* _Prompt_: Copy out every record below with complete accuracy.
===== Record excerpts =====
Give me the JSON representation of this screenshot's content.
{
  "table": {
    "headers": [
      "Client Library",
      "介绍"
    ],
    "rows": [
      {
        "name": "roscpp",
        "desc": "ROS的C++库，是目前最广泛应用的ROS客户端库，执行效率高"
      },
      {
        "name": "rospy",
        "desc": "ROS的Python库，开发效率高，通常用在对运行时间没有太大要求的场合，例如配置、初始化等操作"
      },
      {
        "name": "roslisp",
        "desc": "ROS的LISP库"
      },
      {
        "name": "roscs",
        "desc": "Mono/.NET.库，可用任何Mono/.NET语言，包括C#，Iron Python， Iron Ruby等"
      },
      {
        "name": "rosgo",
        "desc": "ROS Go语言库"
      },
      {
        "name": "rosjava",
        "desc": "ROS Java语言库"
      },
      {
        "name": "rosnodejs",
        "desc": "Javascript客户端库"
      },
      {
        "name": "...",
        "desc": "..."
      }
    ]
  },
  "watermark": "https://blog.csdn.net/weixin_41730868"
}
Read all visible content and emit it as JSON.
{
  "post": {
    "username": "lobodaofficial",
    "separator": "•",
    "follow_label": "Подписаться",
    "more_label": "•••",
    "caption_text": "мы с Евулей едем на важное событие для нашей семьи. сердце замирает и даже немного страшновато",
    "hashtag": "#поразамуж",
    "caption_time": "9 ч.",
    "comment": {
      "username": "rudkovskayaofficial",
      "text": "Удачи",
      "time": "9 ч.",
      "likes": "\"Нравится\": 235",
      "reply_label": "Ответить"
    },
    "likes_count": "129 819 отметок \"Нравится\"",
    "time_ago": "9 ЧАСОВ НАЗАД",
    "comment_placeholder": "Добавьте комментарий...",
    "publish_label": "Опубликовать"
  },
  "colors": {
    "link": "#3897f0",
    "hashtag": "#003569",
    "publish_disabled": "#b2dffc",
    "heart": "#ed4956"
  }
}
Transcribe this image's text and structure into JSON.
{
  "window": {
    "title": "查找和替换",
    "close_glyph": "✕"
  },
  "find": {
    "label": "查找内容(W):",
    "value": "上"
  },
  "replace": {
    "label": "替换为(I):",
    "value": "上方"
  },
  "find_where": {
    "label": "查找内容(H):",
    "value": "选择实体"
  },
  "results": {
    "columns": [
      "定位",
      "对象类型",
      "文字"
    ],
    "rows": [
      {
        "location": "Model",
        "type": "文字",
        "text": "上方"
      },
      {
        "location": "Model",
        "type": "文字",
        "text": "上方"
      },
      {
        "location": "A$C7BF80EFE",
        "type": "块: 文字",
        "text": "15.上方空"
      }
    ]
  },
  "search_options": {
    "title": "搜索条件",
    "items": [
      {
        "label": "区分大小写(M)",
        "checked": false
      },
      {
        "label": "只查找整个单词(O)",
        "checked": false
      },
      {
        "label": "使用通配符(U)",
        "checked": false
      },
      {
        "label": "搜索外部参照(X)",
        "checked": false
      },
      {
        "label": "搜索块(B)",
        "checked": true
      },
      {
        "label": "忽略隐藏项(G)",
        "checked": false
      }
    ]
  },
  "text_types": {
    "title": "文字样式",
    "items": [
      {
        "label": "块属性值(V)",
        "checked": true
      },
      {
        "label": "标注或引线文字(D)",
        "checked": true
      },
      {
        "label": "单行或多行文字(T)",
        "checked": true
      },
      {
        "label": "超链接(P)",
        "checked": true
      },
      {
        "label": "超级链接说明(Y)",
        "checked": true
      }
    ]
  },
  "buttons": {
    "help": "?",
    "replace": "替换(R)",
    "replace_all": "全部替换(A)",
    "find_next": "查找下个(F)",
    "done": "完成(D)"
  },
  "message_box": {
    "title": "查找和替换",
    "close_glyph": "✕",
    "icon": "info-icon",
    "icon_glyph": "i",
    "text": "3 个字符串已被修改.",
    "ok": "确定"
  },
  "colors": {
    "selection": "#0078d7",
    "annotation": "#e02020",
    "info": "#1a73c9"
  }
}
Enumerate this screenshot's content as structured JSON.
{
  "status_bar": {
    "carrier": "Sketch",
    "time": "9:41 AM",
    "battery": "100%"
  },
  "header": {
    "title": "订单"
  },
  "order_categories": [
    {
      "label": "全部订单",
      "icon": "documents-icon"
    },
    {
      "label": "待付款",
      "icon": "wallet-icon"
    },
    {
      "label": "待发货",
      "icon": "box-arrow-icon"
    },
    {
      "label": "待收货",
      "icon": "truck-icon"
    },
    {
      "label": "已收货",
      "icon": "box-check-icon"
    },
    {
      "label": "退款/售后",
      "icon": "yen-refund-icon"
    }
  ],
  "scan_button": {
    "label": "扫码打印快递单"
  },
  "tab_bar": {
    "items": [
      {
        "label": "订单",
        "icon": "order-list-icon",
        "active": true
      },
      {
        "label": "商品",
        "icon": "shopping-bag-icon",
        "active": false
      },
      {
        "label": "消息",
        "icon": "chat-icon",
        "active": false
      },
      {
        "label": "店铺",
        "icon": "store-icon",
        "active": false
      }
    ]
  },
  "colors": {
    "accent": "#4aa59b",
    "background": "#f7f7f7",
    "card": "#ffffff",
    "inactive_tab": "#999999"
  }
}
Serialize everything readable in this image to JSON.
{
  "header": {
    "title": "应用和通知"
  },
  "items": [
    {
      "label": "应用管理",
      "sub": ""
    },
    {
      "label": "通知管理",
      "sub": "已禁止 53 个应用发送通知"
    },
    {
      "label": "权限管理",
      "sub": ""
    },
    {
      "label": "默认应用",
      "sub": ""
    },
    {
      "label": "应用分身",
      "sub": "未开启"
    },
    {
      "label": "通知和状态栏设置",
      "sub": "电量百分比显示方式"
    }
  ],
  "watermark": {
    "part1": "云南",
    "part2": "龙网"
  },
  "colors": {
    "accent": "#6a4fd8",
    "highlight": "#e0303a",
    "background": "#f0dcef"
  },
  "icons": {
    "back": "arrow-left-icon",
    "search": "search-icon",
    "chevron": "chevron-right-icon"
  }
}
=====
* _Answer section_:
Give me the JSON representation of this screenshot's content.
{
  "table": {
    "headers": [
      "Client Library",
      "介绍"
    ],
    "rows": [
      {
        "name": "roscpp",
        "desc": "ROS的C++库，是目前最广泛应用的ROS客户端库，执行效率高"
      },
      {
        "name": "rospy",
        "desc": "ROS的Python库，开发效率高，通常用在对运行时间没有太大要求的场合，例如配置、初始化等操作"
      },
      {
        "name": "roslisp",
        "desc": "ROS的LISP库"
      },
      {
        "name": "roscs",
        "desc": "Mono/.NET.库，可用任何Mono/.NET语言，包括C#，Iron Python， Iron Ruby等"
      },
      {
        "name": "rosgo",
        "desc": "ROS Go语言库"
      },
      {
        "name": "rosjava",
        "desc": "ROS Java语言库"
      },
      {
        "name": "rosnodejs",
        "desc": "Javascript客户端库"
      },
      {
        "name": "...",
        "desc": "..."
      }
    ]
  },
  "watermark": "https://blog.csdn.net/weixin_41730868"
}
Read all visible content and emit it as JSON.
{
  "post": {
    "username": "lobodaofficial",
    "separator": "•",
    "follow_label": "Подписаться",
    "more_label": "•••",
    "caption_text": "мы с Евулей едем на важное событие для нашей семьи. сердце замирает и даже немного страшновато",
    "hashtag": "#поразамуж",
    "caption_time": "9 ч.",
    "comment": {
      "username": "rudkovskayaofficial",
      "text": "Удачи",
      "time": "9 ч.",
      "likes": "\"Нравится\": 235",
      "reply_label": "Ответить"
    },
    "likes_count": "129 819 отметок \"Нравится\"",
    "time_ago": "9 ЧАСОВ НАЗАД",
    "comment_placeholder": "Добавьте комментарий...",
    "publish_label": "Опубликовать"
  },
  "colors": {
    "link": "#3897f0",
    "hashtag": "#003569",
    "publish_disabled": "#b2dffc",
    "heart": "#ed4956"
  }
}
Transcribe this image's text and structure into JSON.
{
  "window": {
    "title": "查找和替换",
    "close_glyph": "✕"
  },
  "find": {
    "label": "查找内容(W):",
    "value": "上"
  },
  "replace": {
    "label": "替换为(I):",
    "value": "上方"
  },
  "find_where": {
    "label": "查找内容(H):",
    "value": "选择实体"
  },
  "results": {
    "columns": [
      "定位",
      "对象类型",
      "文字"
    ],
    "rows": [
      {
        "location": "Model",
        "type": "文字",
        "text": "上方"
      },
      {
        "location": "Model",
        "type": "文字",
        "text": "上方"
      },
      {
        "location": "A$C7BF80EFE",
        "type": "块: 文字",
        "text": "15.上方空"
      }
    ]
  },
  "search_options": {
    "title": "搜索条件",
    "items": [
      {
        "label": "区分大小写(M)",
        "checked": false
      },
      {
        "label": "只查找整个单词(O)",
        "checked": false
      },
      {
        "label": "使用通配符(U)",
        "checked": false
      },
      {
        "label": "搜索外部参照(X)",
        "checked": false
      },
      {
        "label": "搜索块(B)",
        "checked": true
      },
      {
        "label": "忽略隐藏项(G)",
        "checked": false
      }
    ]
  },
  "text_types": {
    "title": "文字样式",
    "items": [
      {
        "label": "块属性值(V)",
        "checked": true
      },
      {
        "label": "标注或引线文字(D)",
        "checked": true
      },
      {
        "label": "单行或多行文字(T)",
        "checked": true
      },
      {
        "label": "超链接(P)",
        "checked": true
      },
      {
        "label": "超级链接说明(Y)",
        "checked": true
      }
    ]
  },
  "buttons": {
    "help": "?",
    "replace": "替换(R)",
    "replace_all": "全部替换(A)",
    "find_next": "查找下个(F)",
    "done": "完成(D)"
  },
  "message_box": {
    "title": "查找和替换",
    "close_glyph": "✕",
    "icon": "info-icon",
    "icon_glyph": "i",
    "text": "3 个字符串已被修改.",
    "ok": "确定"
  },
  "colors": {
    "selection": "#0078d7",
    "annotation": "#e02020",
    "info": "#1a73c9"
  }
}
Enumerate this screenshot's content as structured JSON.
{
  "status_bar": {
    "carrier": "Sketch",
    "time": "9:41 AM",
    "battery": "100%"
  },
  "header": {
    "title": "订单"
  },
  "order_categories": [
    {
      "label": "全部订单",
      "icon": "documents-icon"
    },
    {
      "label": "待付款",
      "icon": "wallet-icon"
    },
    {
      "label": "待发货",
      "icon": "box-arrow-icon"
    },
    {
      "label": "待收货",
      "icon": "truck-icon"
    },
    {
      "label": "已收货",
      "icon": "box-check-icon"
    },
    {
      "label": "退款/售后",
      "icon": "yen-refund-icon"
    }
  ],
  "scan_button": {
    "label": "扫码打印快递单"
  },
  "tab_bar": {
    "items": [
      {
        "label": "订单",
        "icon": "order-list-icon",
        "active": true
      },
      {
        "label": "商品",
        "icon": "shopping-bag-icon",
        "active": false
      },
      {
        "label": "消息",
        "icon": "chat-icon",
        "active": false
      },
      {
        "label": "店铺",
        "icon": "store-icon",
        "active": false
      }
    ]
  },
  "colors": {
    "accent": "#4aa59b",
    "background": "#f7f7f7",
    "card": "#ffffff",
    "inactive_tab": "#999999"
  }
}
Serialize everything readable in this image to JSON.
{
  "header": {
    "title": "应用和通知"
  },
  "items": [
    {
      "label": "应用管理",
      "sub": ""
    },
    {
      "label": "通知管理",
      "sub": "已禁止 53 个应用发送通知"
    },
    {
      "label": "权限管理",
      "sub": ""
    },
    {
      "label": "默认应用",
      "sub": ""
    },
    {
      "label": "应用分身",
      "sub": "未开启"
    },
    {
      "label": "通知和状态栏设置",
      "sub": "电量百分比显示方式"
    }
  ],
  "watermark": {
    "part1": "云南",
    "part2": "龙网"
  },
  "colors": {
    "accent": "#6a4fd8",
    "highlight": "#e0303a",
    "background": "#f0dcef"
  },
  "icons": {
    "back": "arrow-left-icon",
    "search": "search-icon",
    "chevron": "chevron-right-icon"
  }
}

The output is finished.